One of the most eloquent traditions of the Jewish Sabbath is blessing children.
On Friday evening before dinner, parents will bring their children close, put their hands on their heads, and whisper a blessing in their ears.
The customary blessing for boys includes the hope that they “are like Ephraim and Menasche.” Ephraim and Menasche were the two sons of Joseph and his Egyptian wife.
Their grandfather Jacob gave them a special blessing before he died. Aside from this appearance, they do not play major roles in the Biblical narrative.
It seems strange, therefore, that the rabbis chose to use Ephraim and Menasche as the role models for young boys. Surely they could have chosen more important figures: Abraham, Isaac, Jacob or even Moses.

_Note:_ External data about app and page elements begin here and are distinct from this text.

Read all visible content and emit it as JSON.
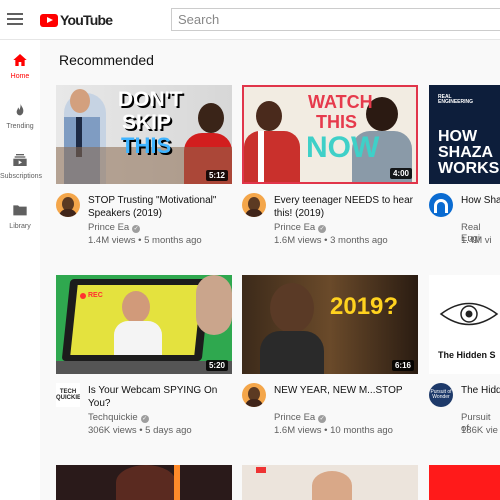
{
  "header": {
    "logo_text": "YouTube",
    "search_placeholder": "Search"
  },
  "sidebar": {
    "items": [
      {
        "label": "Home",
        "icon": "home-icon",
        "active": true
      },
      {
        "label": "Trending",
        "icon": "flame-icon",
        "active": false
      },
      {
        "label": "Subscriptions",
        "icon": "subscriptions-icon",
        "active": false
      },
      {
        "label": "Library",
        "icon": "folder-icon",
        "active": false
      }
    ]
  },
  "main": {
    "section_title": "Recommended",
    "videos": [
      {
        "title": "STOP Trusting \"Motivational\" Speakers (2019)",
        "channel": "Prince Ea",
        "verified": true,
        "meta": "1.4M views • 5 months ago",
        "duration": "5:12",
        "thumb_text_1": "DON'T",
        "thumb_text_2": "SKIP",
        "thumb_text_3": "THIS"
      },
      {
        "title": "Every teenager NEEDS to hear this! (2019)",
        "channel": "Prince Ea",
        "verified": true,
        "meta": "1.6M views • 3 months ago",
        "duration": "4:00",
        "thumb_text_1": "WATCH",
        "thumb_text_2": "THIS",
        "thumb_text_3": "NOW"
      },
      {
        "title": "How Shaz",
        "channel": "Real Engi",
        "verified": false,
        "meta": "1.4M vi",
        "duration": "",
        "thumb_text_0": "REAL ENGINEERING",
        "thumb_text_1": "HOW",
        "thumb_text_2": "SHAZA",
        "thumb_text_3": "WORKS"
      },
      {
        "title": "Is Your Webcam SPYING On You?",
        "channel": "Techquickie",
        "verified": true,
        "meta": "306K views • 5 days ago",
        "duration": "5:20",
        "thumb_text_1": "REC",
        "avatar_text": "TECH QUICKIE"
      },
      {
        "title": "NEW YEAR, NEW M...STOP",
        "channel": "Prince Ea",
        "verified": true,
        "meta": "1.6M views • 10 months ago",
        "duration": "6:16",
        "thumb_text_1": "2019?"
      },
      {
        "title": "The Hidd Person",
        "channel": "Pursuit of",
        "verified": false,
        "meta": "186K vie",
        "duration": "",
        "thumb_text_1": "The Hidden S",
        "avatar_text": "Pursuit of Wonder"
      }
    ]
  }
}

Why these two?
Perhaps because Ephraim and Menasche were the first brothers in the Bible that got along.
Every prior set of siblings fought intensely. We recall Cain and Abel, Isaac and Ishmael, Jacob and Esau, Joseph and his brothers. After so many generations of conflict, we finally encounter a pair of brothers who do not harm one another.
In fact, they get along so well that the older brother does not protest when their dying grandfather signaled his preference for the younger brother when he used his better hand to bless him. (Genesis 48)

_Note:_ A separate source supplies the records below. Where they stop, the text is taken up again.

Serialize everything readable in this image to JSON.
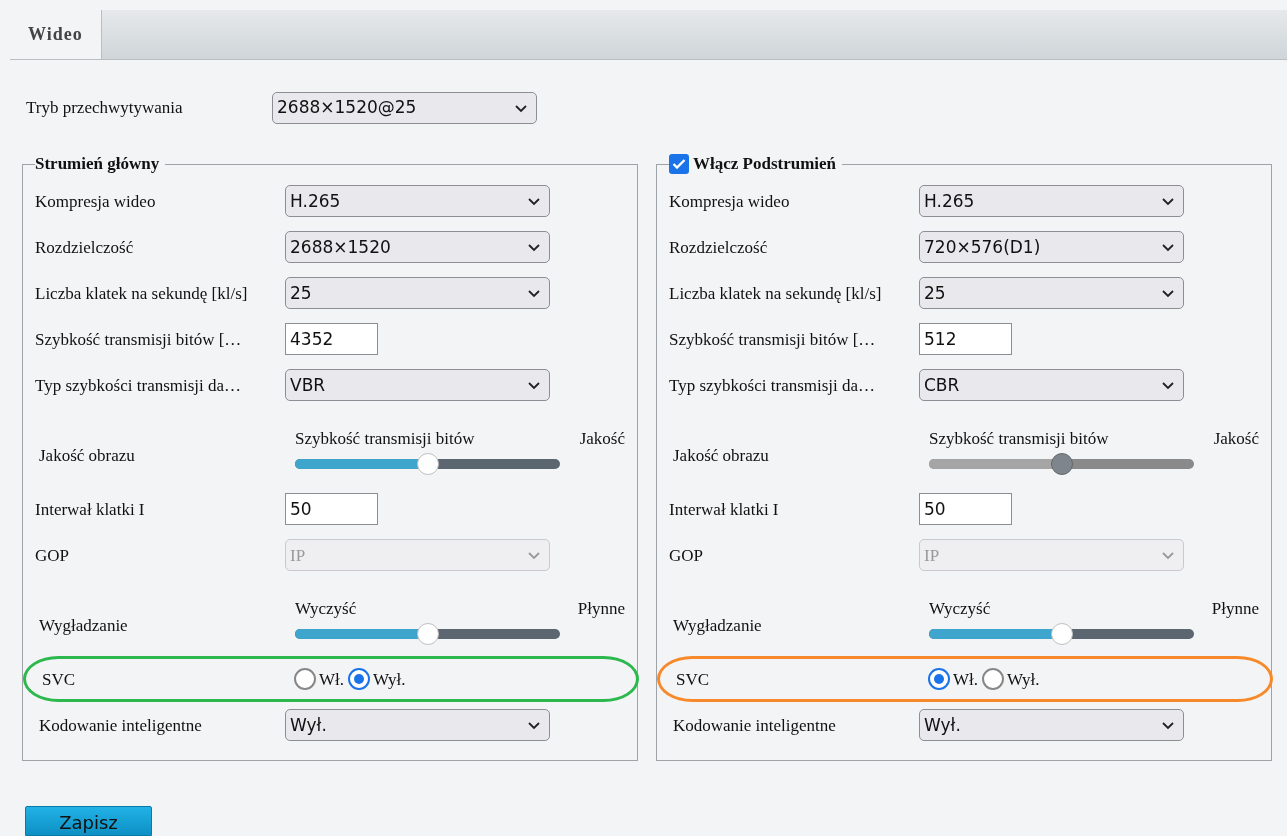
{
  "tabs": [
    {
      "label": "Wideo",
      "selected": true
    }
  ],
  "capture_mode": {
    "label": "Tryb przechwytywania",
    "value": "2688×1520@25"
  },
  "streams": [
    {
      "title": "Strumień główny",
      "rows": [
        {
          "kind": "select",
          "label": "Kompresja wideo",
          "value": "H.265",
          "disabled": false
        },
        {
          "kind": "select",
          "label": "Rozdzielczość",
          "value": "2688×1520",
          "disabled": false
        },
        {
          "kind": "select",
          "label": "Liczba klatek na sekundę [kl/s]",
          "value": "25",
          "disabled": false
        },
        {
          "kind": "input",
          "label": "Szybkość transmisji bitów […",
          "value": "4352"
        },
        {
          "kind": "select",
          "label": "Typ szybkości transmisji da…",
          "value": "VBR",
          "disabled": false
        },
        {
          "kind": "slider",
          "label": "Jakość obrazu",
          "left": "Szybkość transmisji bitów",
          "right": "Jakość",
          "level": 0.5,
          "disabled": false
        },
        {
          "kind": "input",
          "label": "Interwał klatki I",
          "value": "50"
        },
        {
          "kind": "select",
          "label": "GOP",
          "value": "IP",
          "disabled": true
        },
        {
          "kind": "slider",
          "label": "Wygładzanie",
          "left": "Wyczyść",
          "right": "Płynne",
          "level": 0.5,
          "disabled": false
        },
        {
          "kind": "radio",
          "label": "SVC",
          "color": "#2db84d",
          "options": [
            {
              "label": "Wł.",
              "selected": false
            },
            {
              "label": "Wył.",
              "selected": true
            }
          ]
        },
        {
          "kind": "select",
          "label": "Kodowanie inteligentne",
          "value": "Wył.",
          "disabled": false
        }
      ]
    },
    {
      "title": "Włącz Podstrumień",
      "checked": true,
      "rows": [
        {
          "kind": "select",
          "label": "Kompresja wideo",
          "value": "H.265",
          "disabled": false
        },
        {
          "kind": "select",
          "label": "Rozdzielczość",
          "value": "720×576(D1)",
          "disabled": false
        },
        {
          "kind": "select",
          "label": "Liczba klatek na sekundę [kl/s]",
          "value": "25",
          "disabled": false
        },
        {
          "kind": "input",
          "label": "Szybkość transmisji bitów […",
          "value": "512"
        },
        {
          "kind": "select",
          "label": "Typ szybkości transmisji da…",
          "value": "CBR",
          "disabled": false
        },
        {
          "kind": "slider",
          "label": "Jakość obrazu",
          "left": "Szybkość transmisji bitów",
          "right": "Jakość",
          "level": 0.5,
          "disabled": true
        },
        {
          "kind": "input",
          "label": "Interwał klatki I",
          "value": "50"
        },
        {
          "kind": "select",
          "label": "GOP",
          "value": "IP",
          "disabled": true
        },
        {
          "kind": "slider",
          "label": "Wygładzanie",
          "left": "Wyczyść",
          "right": "Płynne",
          "level": 0.5,
          "disabled": false
        },
        {
          "kind": "radio",
          "label": "SVC",
          "color": "#f7892a",
          "options": [
            {
              "label": "Wł.",
              "selected": true
            },
            {
              "label": "Wył.",
              "selected": false
            }
          ]
        },
        {
          "kind": "select",
          "label": "Kodowanie inteligentne",
          "value": "Wył.",
          "disabled": false
        }
      ]
    }
  ],
  "save_button": "Zapisz"
}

By selecting Ephraim and Menasche, the Jewish sages sought to teach a lesson. Peace begins in the home. It is the the most beautiful vision of peace. And the one that is hardest to fulfill.
Modeling ourselves on Ephraim and Menasche is the way we get there. It is the first and most challenging step toward shalom. You can take the next step toward Shalom by experiencing the devotions and prayers in Shalom for the Heart.